> Source records:
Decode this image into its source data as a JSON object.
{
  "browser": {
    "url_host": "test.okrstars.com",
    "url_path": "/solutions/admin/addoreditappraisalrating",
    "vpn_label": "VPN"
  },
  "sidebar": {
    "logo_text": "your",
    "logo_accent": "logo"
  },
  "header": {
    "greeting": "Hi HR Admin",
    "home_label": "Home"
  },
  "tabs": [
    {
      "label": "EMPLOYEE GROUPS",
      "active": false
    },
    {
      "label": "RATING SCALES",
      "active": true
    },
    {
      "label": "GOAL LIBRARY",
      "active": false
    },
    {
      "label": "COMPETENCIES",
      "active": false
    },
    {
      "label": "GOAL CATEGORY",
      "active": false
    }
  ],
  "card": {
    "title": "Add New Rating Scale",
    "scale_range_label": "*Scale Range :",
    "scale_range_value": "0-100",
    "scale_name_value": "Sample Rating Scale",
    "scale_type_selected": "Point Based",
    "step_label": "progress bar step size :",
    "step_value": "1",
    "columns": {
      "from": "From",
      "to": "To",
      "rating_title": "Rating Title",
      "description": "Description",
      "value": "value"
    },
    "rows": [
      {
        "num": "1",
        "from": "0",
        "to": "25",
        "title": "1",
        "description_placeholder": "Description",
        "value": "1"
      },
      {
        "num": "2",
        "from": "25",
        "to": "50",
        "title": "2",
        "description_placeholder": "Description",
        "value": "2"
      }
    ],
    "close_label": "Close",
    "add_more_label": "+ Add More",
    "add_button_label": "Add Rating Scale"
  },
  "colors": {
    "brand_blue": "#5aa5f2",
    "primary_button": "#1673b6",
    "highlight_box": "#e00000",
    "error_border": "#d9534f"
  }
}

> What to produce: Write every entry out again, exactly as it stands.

> Task response:
Decode this image into its source data as a JSON object.
{
  "browser": {
    "url_host": "test.okrstars.com",
    "url_path": "/solutions/admin/addoreditappraisalrating",
    "vpn_label": "VPN"
  },
  "sidebar": {
    "logo_text": "your",
    "logo_accent": "logo"
  },
  "header": {
    "greeting": "Hi HR Admin",
    "home_label": "Home"
  },
  "tabs": [
    {
      "label": "EMPLOYEE GROUPS",
      "active": false
    },
    {
      "label": "RATING SCALES",
      "active": true
    },
    {
      "label": "GOAL LIBRARY",
      "active": false
    },
    {
      "label": "COMPETENCIES",
      "active": false
    },
    {
      "label": "GOAL CATEGORY",
      "active": false
    }
  ],
  "card": {
    "title": "Add New Rating Scale",
    "scale_range_label": "*Scale Range :",
    "scale_range_value": "0-100",
    "scale_name_value": "Sample Rating Scale",
    "scale_type_selected": "Point Based",
    "step_label": "progress bar step size :",
    "step_value": "1",
    "columns": {
      "from": "From",
      "to": "To",
      "rating_title": "Rating Title",
      "description": "Description",
      "value": "value"
    },
    "rows": [
      {
        "num": "1",
        "from": "0",
        "to": "25",
        "title": "1",
        "description_placeholder": "Description",
        "value": "1"
      },
      {
        "num": "2",
        "from": "25",
        "to": "50",
        "title": "2",
        "description_placeholder": "Description",
        "value": "2"
      }
    ],
    "close_label": "Close",
    "add_more_label": "+ Add More",
    "add_button_label": "Add Rating Scale"
  },
  "colors": {
    "brand_blue": "#5aa5f2",
    "primary_button": "#1673b6",
    "highlight_box": "#e00000",
    "error_border": "#d9534f"
  }
}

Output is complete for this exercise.